Shelling between Azerbaijan and Armenia smashes brief ceasefire

Slideshow ( 5 images )

BAKU/YEREVAN (Reuters) - Azerbaijan and Armenia accused each other of shelling military positions and villages on Thursday, breaking a day of ceasefire in border clashes between the two former Soviet republics.

Eleven Azeri soldiers and a civilian, and four Armenian servicemen, have died since Sunday in renewed conflict between countries who fought a 1990s war in the mountainous Nagorno-Karabakh region.

International concern is heightened because of the threat to stability in a region serving as a corridor for pipelines taking oil and gas from the Caspian Sea to global markets.

Both countries’ defence ministries accused the other of firing mortars from before dawn and encroaching on territory, though there were no casualties reported.

It was “the first serious violation of the fragile ceasefire established yesterday,” the Armenian ministry said.

The neighbours have long been in conflict over Azerbaijan’s breakaway, mainly ethnic Armenian region of Nagorno-Karabakh.
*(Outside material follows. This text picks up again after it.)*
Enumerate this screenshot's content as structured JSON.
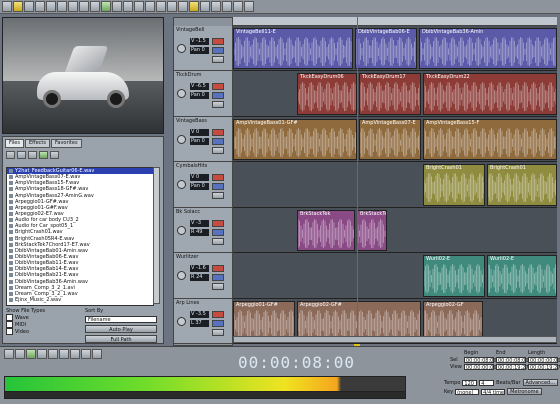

But the latest flareups are around the Tavush region in northeast Armenia, some 300 km (190 miles) from the enclave.

Ethnic Armenians in Nagorno-Karabakh declared independence during a conflict that broke out as the Soviet Union collapsed in 1991. Though a ceasefire was agreed in 1994, Azerbaijan and Armenia frequently accuse each other of attacks around Nagorno-Karabakh and along the separate Azeri-Armenian frontier.
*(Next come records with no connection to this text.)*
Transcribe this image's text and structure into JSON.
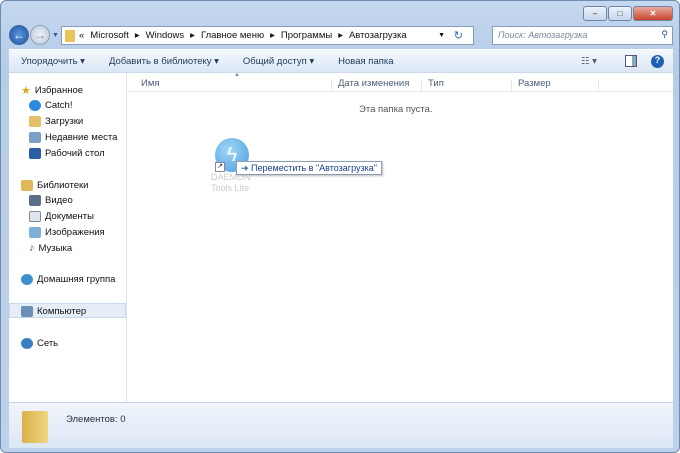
{
  "window": {
    "minimize": "‒",
    "maximize": "□",
    "close": "✕"
  },
  "address": {
    "overflow": "«",
    "crumbs": [
      "Microsoft",
      "Windows",
      "Главное меню",
      "Программы",
      "Автозагрузка"
    ]
  },
  "search": {
    "placeholder": "Поиск: Автозагрузка"
  },
  "toolbar": {
    "organize": "Упорядочить ▾",
    "add_library": "Добавить в библиотеку ▾",
    "share": "Общий доступ ▾",
    "new_folder": "Новая папка"
  },
  "nav": {
    "favorites": "Избранное",
    "catch": "Catch!",
    "downloads": "Загрузки",
    "recent": "Недавние места",
    "desktop": "Рабочий стол",
    "libraries": "Библиотеки",
    "video": "Видео",
    "documents": "Документы",
    "images": "Изображения",
    "music": "Музыка",
    "homegroup": "Домашняя группа",
    "computer": "Компьютер",
    "network": "Сеть"
  },
  "columns": {
    "name": "Имя",
    "date": "Дата изменения",
    "type": "Тип",
    "size": "Размер"
  },
  "empty_text": "Эта папка пуста.",
  "drag": {
    "icon_label": "DAEMON Tools Lite",
    "tooltip": "Переместить в \"Автозагрузка\""
  },
  "status": {
    "items": "Элементов: 0"
  }
}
Reporting by Nvard Hovhannisyan in Yerevan and Nailia Bagirova in Baku; Writing by Margarita Antidze; Editing by Andrew Cawthorne